■ Exercise instructions: In the records below, work out how many lines hold the word "JSON". Report the number alone.

START Source records

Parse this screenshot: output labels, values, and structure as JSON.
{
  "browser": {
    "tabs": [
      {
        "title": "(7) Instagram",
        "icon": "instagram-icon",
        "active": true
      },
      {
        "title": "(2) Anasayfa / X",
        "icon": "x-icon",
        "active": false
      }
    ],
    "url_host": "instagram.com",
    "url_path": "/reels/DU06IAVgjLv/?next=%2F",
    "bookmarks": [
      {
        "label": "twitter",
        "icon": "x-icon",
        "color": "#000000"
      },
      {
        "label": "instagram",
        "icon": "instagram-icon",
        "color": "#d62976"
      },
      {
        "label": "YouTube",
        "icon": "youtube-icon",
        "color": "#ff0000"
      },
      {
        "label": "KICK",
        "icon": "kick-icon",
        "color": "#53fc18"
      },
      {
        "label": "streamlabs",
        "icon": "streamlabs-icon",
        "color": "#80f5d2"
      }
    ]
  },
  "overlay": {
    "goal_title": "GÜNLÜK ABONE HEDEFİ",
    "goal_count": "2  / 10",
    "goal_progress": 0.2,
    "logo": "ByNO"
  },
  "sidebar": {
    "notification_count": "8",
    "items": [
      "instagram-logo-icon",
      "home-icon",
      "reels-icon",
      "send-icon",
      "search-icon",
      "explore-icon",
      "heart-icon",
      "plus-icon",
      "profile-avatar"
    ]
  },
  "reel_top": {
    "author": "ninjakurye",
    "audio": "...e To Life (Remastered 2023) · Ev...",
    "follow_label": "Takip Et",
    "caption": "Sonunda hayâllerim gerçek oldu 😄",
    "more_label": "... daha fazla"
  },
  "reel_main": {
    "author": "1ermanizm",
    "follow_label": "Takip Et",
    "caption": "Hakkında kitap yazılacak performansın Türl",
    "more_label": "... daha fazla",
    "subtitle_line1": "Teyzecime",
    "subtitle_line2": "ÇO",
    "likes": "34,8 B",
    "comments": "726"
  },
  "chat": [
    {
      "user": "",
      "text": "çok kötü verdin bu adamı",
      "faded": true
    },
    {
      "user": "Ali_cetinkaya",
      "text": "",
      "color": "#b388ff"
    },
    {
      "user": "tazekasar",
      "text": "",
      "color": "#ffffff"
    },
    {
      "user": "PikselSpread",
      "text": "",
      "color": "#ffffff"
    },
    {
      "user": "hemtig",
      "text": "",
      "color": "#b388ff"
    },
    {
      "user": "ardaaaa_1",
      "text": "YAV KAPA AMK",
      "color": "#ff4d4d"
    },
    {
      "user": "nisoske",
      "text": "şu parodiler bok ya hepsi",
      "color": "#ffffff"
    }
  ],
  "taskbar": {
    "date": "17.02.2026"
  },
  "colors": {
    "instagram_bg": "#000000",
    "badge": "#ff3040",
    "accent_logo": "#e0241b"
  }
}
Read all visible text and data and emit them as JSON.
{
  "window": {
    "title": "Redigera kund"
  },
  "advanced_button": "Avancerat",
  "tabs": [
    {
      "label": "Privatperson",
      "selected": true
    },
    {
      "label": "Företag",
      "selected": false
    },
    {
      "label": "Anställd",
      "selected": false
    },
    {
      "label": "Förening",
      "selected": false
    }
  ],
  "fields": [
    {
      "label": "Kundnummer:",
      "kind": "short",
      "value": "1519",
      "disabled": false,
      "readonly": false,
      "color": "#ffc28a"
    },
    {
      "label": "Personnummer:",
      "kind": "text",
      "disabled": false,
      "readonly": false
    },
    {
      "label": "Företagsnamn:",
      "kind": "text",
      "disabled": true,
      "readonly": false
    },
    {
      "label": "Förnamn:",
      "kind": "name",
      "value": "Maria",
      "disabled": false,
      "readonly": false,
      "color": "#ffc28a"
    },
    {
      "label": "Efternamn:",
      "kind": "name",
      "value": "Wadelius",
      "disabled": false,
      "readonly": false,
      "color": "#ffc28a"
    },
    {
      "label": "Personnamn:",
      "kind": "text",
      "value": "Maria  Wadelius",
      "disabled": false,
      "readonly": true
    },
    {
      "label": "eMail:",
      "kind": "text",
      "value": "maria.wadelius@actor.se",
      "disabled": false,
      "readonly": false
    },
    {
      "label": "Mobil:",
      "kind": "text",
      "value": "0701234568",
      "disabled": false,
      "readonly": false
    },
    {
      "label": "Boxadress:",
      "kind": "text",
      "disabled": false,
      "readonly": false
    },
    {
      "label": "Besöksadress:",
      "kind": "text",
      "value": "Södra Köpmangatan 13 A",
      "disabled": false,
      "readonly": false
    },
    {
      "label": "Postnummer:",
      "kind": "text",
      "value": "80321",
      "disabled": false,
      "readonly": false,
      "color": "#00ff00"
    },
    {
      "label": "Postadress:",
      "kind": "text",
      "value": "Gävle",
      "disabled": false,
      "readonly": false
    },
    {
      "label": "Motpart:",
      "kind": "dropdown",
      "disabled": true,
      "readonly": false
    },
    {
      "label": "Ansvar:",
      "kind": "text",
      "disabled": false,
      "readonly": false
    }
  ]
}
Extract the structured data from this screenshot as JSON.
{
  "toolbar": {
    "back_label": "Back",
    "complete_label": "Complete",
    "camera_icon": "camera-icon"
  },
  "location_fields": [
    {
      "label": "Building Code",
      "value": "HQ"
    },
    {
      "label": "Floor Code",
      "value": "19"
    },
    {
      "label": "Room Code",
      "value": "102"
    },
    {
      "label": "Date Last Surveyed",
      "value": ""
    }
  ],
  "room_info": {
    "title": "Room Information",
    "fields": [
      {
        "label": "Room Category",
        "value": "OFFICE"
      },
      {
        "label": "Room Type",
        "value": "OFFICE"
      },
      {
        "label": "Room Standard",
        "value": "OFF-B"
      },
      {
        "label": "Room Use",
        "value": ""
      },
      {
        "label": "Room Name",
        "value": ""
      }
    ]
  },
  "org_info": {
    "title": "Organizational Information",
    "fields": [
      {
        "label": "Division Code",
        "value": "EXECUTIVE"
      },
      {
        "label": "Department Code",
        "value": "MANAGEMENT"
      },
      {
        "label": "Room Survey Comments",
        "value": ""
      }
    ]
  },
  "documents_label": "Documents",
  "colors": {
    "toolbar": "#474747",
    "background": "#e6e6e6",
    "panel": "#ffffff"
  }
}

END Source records

■ Response to this exercise: 3